[Data in this exercise Boundary: Start]

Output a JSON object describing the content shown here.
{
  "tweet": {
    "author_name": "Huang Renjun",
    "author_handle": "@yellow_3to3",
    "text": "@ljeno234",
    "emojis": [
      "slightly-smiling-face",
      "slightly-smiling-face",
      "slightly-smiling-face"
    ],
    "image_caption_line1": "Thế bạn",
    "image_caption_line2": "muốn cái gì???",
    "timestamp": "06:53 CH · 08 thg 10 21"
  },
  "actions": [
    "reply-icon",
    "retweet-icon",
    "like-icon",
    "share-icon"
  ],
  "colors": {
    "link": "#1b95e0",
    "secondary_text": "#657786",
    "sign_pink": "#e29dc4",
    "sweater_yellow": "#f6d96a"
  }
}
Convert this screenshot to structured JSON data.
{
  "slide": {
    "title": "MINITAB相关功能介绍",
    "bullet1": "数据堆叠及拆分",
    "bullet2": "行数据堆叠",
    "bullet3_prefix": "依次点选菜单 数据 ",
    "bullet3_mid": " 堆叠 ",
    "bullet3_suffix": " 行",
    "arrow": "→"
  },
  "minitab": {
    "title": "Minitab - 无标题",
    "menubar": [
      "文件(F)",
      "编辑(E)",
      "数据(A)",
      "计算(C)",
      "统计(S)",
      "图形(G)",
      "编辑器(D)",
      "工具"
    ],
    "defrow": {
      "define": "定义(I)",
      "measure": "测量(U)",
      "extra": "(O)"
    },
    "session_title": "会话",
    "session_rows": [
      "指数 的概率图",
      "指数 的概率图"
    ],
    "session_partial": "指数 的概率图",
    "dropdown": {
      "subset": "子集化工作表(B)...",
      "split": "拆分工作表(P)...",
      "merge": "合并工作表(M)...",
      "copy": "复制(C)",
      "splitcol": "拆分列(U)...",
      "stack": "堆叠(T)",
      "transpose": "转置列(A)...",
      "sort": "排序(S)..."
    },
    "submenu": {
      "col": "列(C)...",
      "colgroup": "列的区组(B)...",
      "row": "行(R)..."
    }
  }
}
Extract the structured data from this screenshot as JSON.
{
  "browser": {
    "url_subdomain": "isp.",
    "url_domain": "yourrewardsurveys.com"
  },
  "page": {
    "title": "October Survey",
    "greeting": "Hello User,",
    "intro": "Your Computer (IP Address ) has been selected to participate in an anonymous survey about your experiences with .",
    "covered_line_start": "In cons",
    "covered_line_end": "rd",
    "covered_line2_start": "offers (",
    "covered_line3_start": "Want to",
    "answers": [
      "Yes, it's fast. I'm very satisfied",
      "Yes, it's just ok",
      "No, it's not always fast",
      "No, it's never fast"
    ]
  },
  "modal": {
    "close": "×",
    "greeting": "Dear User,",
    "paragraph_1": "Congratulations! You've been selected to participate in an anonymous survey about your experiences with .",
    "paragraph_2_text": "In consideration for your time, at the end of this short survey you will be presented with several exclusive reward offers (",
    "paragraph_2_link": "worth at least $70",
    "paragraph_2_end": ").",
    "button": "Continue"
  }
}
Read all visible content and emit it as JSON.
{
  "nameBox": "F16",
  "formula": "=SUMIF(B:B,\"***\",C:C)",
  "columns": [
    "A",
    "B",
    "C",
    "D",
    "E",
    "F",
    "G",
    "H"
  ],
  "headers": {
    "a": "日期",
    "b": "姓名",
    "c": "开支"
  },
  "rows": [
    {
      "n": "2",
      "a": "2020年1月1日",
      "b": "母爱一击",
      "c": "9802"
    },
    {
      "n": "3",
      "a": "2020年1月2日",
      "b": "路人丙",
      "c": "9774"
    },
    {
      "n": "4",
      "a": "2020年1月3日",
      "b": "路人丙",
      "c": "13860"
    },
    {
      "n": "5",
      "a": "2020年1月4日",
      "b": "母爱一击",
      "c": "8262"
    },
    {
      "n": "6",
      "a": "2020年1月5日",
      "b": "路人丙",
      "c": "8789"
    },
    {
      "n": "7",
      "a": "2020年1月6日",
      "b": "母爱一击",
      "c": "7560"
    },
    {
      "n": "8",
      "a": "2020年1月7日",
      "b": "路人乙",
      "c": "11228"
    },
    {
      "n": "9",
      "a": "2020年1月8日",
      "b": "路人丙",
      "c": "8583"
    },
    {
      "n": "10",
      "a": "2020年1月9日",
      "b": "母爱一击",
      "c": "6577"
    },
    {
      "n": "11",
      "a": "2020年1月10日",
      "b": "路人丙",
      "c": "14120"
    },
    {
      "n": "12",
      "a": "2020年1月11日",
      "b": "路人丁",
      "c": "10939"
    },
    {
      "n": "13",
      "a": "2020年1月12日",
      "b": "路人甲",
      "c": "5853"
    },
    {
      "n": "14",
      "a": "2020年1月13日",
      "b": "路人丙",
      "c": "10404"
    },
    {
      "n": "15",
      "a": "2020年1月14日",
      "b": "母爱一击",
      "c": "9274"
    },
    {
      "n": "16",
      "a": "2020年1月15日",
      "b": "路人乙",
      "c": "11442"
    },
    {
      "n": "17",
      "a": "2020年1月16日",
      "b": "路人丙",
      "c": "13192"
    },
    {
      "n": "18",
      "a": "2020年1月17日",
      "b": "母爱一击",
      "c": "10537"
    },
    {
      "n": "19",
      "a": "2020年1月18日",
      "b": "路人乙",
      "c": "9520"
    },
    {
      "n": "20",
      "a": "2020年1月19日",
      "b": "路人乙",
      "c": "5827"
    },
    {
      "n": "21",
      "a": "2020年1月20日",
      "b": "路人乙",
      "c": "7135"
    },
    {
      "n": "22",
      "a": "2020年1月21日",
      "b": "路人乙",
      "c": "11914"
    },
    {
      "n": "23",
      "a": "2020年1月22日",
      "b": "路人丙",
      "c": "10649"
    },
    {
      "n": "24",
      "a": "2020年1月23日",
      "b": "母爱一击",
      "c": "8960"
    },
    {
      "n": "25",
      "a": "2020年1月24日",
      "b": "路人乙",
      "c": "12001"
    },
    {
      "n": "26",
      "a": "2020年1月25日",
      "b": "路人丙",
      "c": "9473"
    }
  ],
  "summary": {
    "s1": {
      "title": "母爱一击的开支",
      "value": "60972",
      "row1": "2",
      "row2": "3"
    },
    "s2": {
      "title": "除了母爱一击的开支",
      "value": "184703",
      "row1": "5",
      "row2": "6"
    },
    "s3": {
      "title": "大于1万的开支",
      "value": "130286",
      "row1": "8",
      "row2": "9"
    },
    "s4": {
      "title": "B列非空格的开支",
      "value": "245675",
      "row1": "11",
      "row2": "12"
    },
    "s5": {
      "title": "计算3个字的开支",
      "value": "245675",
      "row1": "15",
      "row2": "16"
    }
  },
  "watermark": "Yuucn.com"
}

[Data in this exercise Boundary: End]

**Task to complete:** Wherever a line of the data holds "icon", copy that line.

**Solution:**
    "reply-icon",
    "retweet-icon",
    "like-icon",
    "share-icon"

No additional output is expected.